■ **Your assignment**:
Going through the data below, tally every line where the string "siempre" occurs, then give only the tally.
= = = = = = =
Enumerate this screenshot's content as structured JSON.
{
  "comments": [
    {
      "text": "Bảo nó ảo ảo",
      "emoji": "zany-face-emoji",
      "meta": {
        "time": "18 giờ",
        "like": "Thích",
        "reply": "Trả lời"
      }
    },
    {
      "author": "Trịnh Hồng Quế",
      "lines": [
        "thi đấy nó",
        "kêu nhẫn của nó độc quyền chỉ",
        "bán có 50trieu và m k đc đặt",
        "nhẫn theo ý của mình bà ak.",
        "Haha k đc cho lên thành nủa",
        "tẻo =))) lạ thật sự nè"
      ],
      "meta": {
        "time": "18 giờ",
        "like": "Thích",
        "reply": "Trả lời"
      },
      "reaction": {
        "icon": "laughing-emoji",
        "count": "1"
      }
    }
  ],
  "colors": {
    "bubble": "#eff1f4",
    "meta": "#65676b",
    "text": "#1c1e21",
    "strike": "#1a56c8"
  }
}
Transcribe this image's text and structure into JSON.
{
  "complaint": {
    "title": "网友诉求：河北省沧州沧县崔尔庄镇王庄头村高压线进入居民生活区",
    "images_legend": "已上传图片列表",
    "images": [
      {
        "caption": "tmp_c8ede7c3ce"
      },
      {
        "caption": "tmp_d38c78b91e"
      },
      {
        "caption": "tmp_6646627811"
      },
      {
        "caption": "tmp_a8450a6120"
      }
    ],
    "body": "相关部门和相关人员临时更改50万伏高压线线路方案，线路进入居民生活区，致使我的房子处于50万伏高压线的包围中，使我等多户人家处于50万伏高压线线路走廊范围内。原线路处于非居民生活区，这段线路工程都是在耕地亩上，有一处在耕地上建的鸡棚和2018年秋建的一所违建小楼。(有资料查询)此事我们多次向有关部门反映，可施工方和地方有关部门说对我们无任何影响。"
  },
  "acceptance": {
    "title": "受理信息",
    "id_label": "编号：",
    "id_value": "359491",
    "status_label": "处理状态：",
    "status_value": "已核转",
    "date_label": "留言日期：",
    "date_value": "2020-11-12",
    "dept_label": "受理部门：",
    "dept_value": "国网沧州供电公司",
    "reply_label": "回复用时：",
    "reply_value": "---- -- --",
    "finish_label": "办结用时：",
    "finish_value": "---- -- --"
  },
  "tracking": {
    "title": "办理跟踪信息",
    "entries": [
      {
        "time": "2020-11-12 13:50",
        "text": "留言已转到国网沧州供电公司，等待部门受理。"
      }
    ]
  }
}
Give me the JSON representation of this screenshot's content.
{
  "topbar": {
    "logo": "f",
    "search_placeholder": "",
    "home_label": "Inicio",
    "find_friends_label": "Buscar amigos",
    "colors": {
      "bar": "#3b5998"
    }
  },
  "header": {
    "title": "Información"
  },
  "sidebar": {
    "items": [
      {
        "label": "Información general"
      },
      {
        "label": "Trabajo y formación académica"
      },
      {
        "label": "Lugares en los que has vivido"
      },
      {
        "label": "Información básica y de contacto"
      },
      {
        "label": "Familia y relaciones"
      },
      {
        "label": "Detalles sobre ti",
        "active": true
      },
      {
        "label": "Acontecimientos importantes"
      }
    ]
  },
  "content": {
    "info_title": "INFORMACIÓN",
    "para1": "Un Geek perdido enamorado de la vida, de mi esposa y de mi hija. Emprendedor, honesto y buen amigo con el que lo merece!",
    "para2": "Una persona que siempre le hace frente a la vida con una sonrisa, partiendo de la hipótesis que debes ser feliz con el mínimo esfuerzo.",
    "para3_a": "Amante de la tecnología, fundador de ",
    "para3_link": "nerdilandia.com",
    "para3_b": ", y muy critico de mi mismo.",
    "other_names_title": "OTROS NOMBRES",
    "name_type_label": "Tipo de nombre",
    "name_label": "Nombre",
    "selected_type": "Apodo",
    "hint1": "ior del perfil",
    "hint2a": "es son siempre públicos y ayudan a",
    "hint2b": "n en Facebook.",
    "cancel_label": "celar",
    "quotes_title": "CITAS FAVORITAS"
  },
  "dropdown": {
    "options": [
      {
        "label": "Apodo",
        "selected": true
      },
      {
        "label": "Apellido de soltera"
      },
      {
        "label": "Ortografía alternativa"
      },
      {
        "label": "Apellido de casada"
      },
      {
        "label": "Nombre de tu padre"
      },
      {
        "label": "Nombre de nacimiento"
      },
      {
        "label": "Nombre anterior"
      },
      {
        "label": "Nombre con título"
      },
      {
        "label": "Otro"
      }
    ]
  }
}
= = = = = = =
■ **Answer to the exercise**:
2